During this time Schiller completed his ‘’History of the Revolt of the Netherlands’’ and ‘’The History of the Thirty Years War’’. If written today as Schiller wrote it, history would be a more popular subject. Schiller explained his ideas of history when he said: “History may be written with historic fidelity without being a strain on the reader’s patience.” He also said that “history may borrow something from a kindred art without necessarily becoming a romance.” A fine example of this may be seen in his description of the “Death of Gustavas Adolphus.”
Among Schiller’s admirers were the Duke of Augustenborg and Count Schimmelmann, both of Denmark, who when they heard of the poet’s illness granted him a three-year pension. This aid provided a welcome relief to Schiller’s struggle against poverty.
Schiller’s talents extended to a variety of literary forms, but the true home of his genius was the historical drama. In this area he found his greatest expression. In all his writing, Schiller was never unfaithful to the mission he felt as a youth. Even while the last of his health was giving way, he still wrote with wholesome and cheerful dramatic fire. He could do so because his heart and intellect were based on sound principles.

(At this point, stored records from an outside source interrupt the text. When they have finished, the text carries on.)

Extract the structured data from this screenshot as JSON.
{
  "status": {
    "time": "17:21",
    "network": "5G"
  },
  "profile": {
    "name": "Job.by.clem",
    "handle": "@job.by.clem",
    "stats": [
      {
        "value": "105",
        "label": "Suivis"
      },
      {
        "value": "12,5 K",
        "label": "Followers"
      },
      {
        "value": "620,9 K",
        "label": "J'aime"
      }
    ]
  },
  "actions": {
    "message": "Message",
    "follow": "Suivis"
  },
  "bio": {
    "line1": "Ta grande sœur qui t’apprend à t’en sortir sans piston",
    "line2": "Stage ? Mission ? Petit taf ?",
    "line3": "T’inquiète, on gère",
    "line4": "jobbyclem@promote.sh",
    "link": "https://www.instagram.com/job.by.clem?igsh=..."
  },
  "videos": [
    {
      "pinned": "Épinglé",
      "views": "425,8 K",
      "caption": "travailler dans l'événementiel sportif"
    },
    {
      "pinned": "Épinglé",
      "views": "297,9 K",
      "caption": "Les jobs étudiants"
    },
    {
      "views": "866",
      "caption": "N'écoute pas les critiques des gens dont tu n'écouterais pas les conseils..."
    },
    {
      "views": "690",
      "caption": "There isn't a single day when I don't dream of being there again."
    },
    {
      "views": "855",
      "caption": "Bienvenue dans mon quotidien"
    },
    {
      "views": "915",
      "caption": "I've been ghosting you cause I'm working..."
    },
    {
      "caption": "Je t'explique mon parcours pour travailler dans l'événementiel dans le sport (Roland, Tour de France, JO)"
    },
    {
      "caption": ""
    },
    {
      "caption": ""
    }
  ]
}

In the winter of 1805 Schiller, now only forty-five years old, became totally bedridden. One early May day he asked that the curtains be draw to allow in the sunshine. When his sister-in-law asked him how he was, he whispered, “Cheerful, ever more cheerful.”
The next day he momentarily gained consciousness and his last conscious act was to kiss his beloved Lotte. Then he experienced a convulsion like an electrical shock. As his head fell back and he rested, a most perfect peace came over his face; his mission was complete.
Word of Schiller’s death was sent to Goethe’s house, but none had the courage to give so dreadful a message to the master. However, something in the behavior of the members of the household made Goethe uneasy, but he refused to ask a direct question of anyone. “I observe,” he said to his wife, Christiane, “that Schiller must be very ill.” During the night he heard sobbing. The next morning he again asked Christiane, “Is it true, is it not, that Schiller was very ill yesterday?” Christiane burst into tears. “He is dead?” again asked Goethe. Christiane, still crying, at last told him the bitter truth. “He is dead!” Goethe repeated, and covered his eyes with his hand. He had lost a friend and the world a great writer.
Copyright © Taken from the book: The Other Eminent Men of Wilford Woodruff. Special thanks to Vicki Jo Anderson. Please do not copy. 2